### Records supplied

########

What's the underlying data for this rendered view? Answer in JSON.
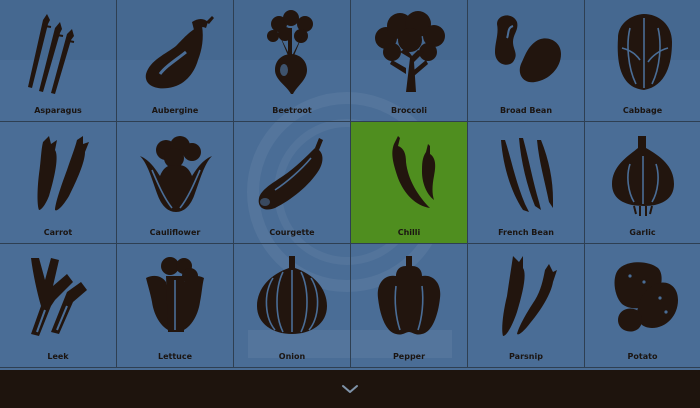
{
  "grid": {
    "tiles": [
      {
        "label": "Asparagus",
        "icon": "asparagus-icon",
        "selected": false
      },
      {
        "label": "Aubergine",
        "icon": "aubergine-icon",
        "selected": false
      },
      {
        "label": "Beetroot",
        "icon": "beetroot-icon",
        "selected": false
      },
      {
        "label": "Broccoli",
        "icon": "broccoli-icon",
        "selected": false
      },
      {
        "label": "Broad Bean",
        "icon": "broad-bean-icon",
        "selected": false
      },
      {
        "label": "Cabbage",
        "icon": "cabbage-icon",
        "selected": false
      },
      {
        "label": "Carrot",
        "icon": "carrot-icon",
        "selected": false
      },
      {
        "label": "Cauliflower",
        "icon": "cauliflower-icon",
        "selected": false
      },
      {
        "label": "Courgette",
        "icon": "courgette-icon",
        "selected": false
      },
      {
        "label": "Chilli",
        "icon": "chilli-icon",
        "selected": true
      },
      {
        "label": "French Bean",
        "icon": "french-bean-icon",
        "selected": false
      },
      {
        "label": "Garlic",
        "icon": "garlic-icon",
        "selected": false
      },
      {
        "label": "Leek",
        "icon": "leek-icon",
        "selected": false
      },
      {
        "label": "Lettuce",
        "icon": "lettuce-icon",
        "selected": false
      },
      {
        "label": "Onion",
        "icon": "onion-icon",
        "selected": false
      },
      {
        "label": "Pepper",
        "icon": "pepper-icon",
        "selected": false
      },
      {
        "label": "Parsnip",
        "icon": "parsnip-icon",
        "selected": false
      },
      {
        "label": "Potato",
        "icon": "potato-icon",
        "selected": false
      }
    ]
  },
  "bottom_bar": {
    "icon": "chevron-down-icon"
  },
  "colors": {
    "background": "#4a6d96",
    "selected": "#4f8e1f",
    "silhouette": "#22150e",
    "bottom_bar": "#1e140d"
  }
}
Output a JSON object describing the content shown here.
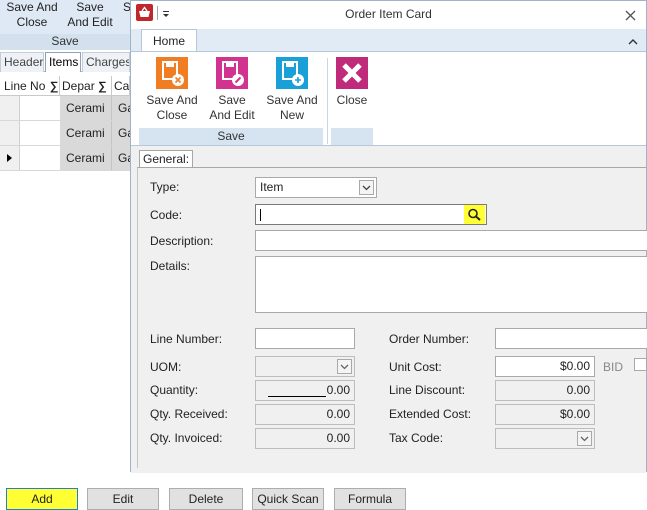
{
  "background": {
    "ribbon": {
      "save_and_close": "Save And\nClose",
      "save_and_edit": "Save\nAnd Edit",
      "s_partial": "S",
      "group_label": "Save"
    },
    "tabs": [
      "Header",
      "Items",
      "Charges"
    ],
    "grid": {
      "headers": [
        "Line No",
        "Depar",
        "Ca"
      ],
      "rows": [
        {
          "col1": "Cerami",
          "col2": "Ga",
          "current": false
        },
        {
          "col1": "Cerami",
          "col2": "Ga",
          "current": false
        },
        {
          "col1": "Cerami",
          "col2": "Ga",
          "current": true
        }
      ]
    },
    "bottom_buttons": [
      "Add",
      "Edit",
      "Delete",
      "Quick Scan",
      "Formula"
    ]
  },
  "dialog": {
    "title": "Order Item Card",
    "ribbon_tab": "Home",
    "buttons": {
      "save_and_close": "Save And\nClose",
      "save_and_edit": "Save\nAnd Edit",
      "save_and_new": "Save And\nNew",
      "close": "Close"
    },
    "save_group_label": "Save",
    "general_tab": "General:",
    "form": {
      "type_label": "Type:",
      "type_value": "Item",
      "code_label": "Code:",
      "code_value": "",
      "description_label": "Description:",
      "details_label": "Details:",
      "line_number_label": "Line Number:",
      "order_number_label": "Order Number:",
      "uom_label": "UOM:",
      "unit_cost_label": "Unit Cost:",
      "unit_cost_value": "$0.00",
      "bid_label": "BID",
      "quantity_label": "Quantity:",
      "quantity_value": "0.00",
      "line_discount_label": "Line Discount:",
      "line_discount_value": "0.00",
      "qty_received_label": "Qty. Received:",
      "qty_received_value": "0.00",
      "extended_cost_label": "Extended Cost:",
      "extended_cost_value": "$0.00",
      "qty_invoiced_label": "Qty. Invoiced:",
      "qty_invoiced_value": "0.00",
      "tax_code_label": "Tax Code:"
    }
  },
  "colors": {
    "highlight": "#ffff33",
    "save_icon": "#f07d22",
    "save_edit_icon": "#d1338f",
    "save_new_icon": "#1aa0d8",
    "close_icon": "#c02a7b"
  }
}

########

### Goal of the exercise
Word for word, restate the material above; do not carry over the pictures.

### Worked solution
What's the underlying data for this rendered view? Answer in JSON.
{
  "grid": {
    "tiles": [
      {
        "label": "Asparagus",
        "icon": "asparagus-icon",
        "selected": false
      },
      {
        "label": "Aubergine",
        "icon": "aubergine-icon",
        "selected": false
      },
      {
        "label": "Beetroot",
        "icon": "beetroot-icon",
        "selected": false
      },
      {
        "label": "Broccoli",
        "icon": "broccoli-icon",
        "selected": false
      },
      {
        "label": "Broad Bean",
        "icon": "broad-bean-icon",
        "selected": false
      },
      {
        "label": "Cabbage",
        "icon": "cabbage-icon",
        "selected": false
      },
      {
        "label": "Carrot",
        "icon": "carrot-icon",
        "selected": false
      },
      {
        "label": "Cauliflower",
        "icon": "cauliflower-icon",
        "selected": false
      },
      {
        "label": "Courgette",
        "icon": "courgette-icon",
        "selected": false
      },
      {
        "label": "Chilli",
        "icon": "chilli-icon",
        "selected": true
      },
      {
        "label": "French Bean",
        "icon": "french-bean-icon",
        "selected": false
      },
      {
        "label": "Garlic",
        "icon": "garlic-icon",
        "selected": false
      },
      {
        "label": "Leek",
        "icon": "leek-icon",
        "selected": false
      },
      {
        "label": "Lettuce",
        "icon": "lettuce-icon",
        "selected": false
      },
      {
        "label": "Onion",
        "icon": "onion-icon",
        "selected": false
      },
      {
        "label": "Pepper",
        "icon": "pepper-icon",
        "selected": false
      },
      {
        "label": "Parsnip",
        "icon": "parsnip-icon",
        "selected": false
      },
      {
        "label": "Potato",
        "icon": "potato-icon",
        "selected": false
      }
    ]
  },
  "bottom_bar": {
    "icon": "chevron-down-icon"
  },
  "colors": {
    "background": "#4a6d96",
    "selected": "#4f8e1f",
    "silhouette": "#22150e",
    "bottom_bar": "#1e140d"
  }
}
Output a JSON object describing the content shown here.
{
  "background": {
    "ribbon": {
      "save_and_close": "Save And\nClose",
      "save_and_edit": "Save\nAnd Edit",
      "s_partial": "S",
      "group_label": "Save"
    },
    "tabs": [
      "Header",
      "Items",
      "Charges"
    ],
    "grid": {
      "headers": [
        "Line No",
        "Depar",
        "Ca"
      ],
      "rows": [
        {
          "col1": "Cerami",
          "col2": "Ga",
          "current": false
        },
        {
          "col1": "Cerami",
          "col2": "Ga",
          "current": false
        },
        {
          "col1": "Cerami",
          "col2": "Ga",
          "current": true
        }
      ]
    },
    "bottom_buttons": [
      "Add",
      "Edit",
      "Delete",
      "Quick Scan",
      "Formula"
    ]
  },
  "dialog": {
    "title": "Order Item Card",
    "ribbon_tab": "Home",
    "buttons": {
      "save_and_close": "Save And\nClose",
      "save_and_edit": "Save\nAnd Edit",
      "save_and_new": "Save And\nNew",
      "close": "Close"
    },
    "save_group_label": "Save",
    "general_tab": "General:",
    "form": {
      "type_label": "Type:",
      "type_value": "Item",
      "code_label": "Code:",
      "code_value": "",
      "description_label": "Description:",
      "details_label": "Details:",
      "line_number_label": "Line Number:",
      "order_number_label": "Order Number:",
      "uom_label": "UOM:",
      "unit_cost_label": "Unit Cost:",
      "unit_cost_value": "$0.00",
      "bid_label": "BID",
      "quantity_label": "Quantity:",
      "quantity_value": "0.00",
      "line_discount_label": "Line Discount:",
      "line_discount_value": "0.00",
      "qty_received_label": "Qty. Received:",
      "qty_received_value": "0.00",
      "extended_cost_label": "Extended Cost:",
      "extended_cost_value": "$0.00",
      "qty_invoiced_label": "Qty. Invoiced:",
      "qty_invoiced_value": "0.00",
      "tax_code_label": "Tax Code:"
    }
  },
  "colors": {
    "highlight": "#ffff33",
    "save_icon": "#f07d22",
    "save_edit_icon": "#d1338f",
    "save_new_icon": "#1aa0d8",
    "close_icon": "#c02a7b"
  }
}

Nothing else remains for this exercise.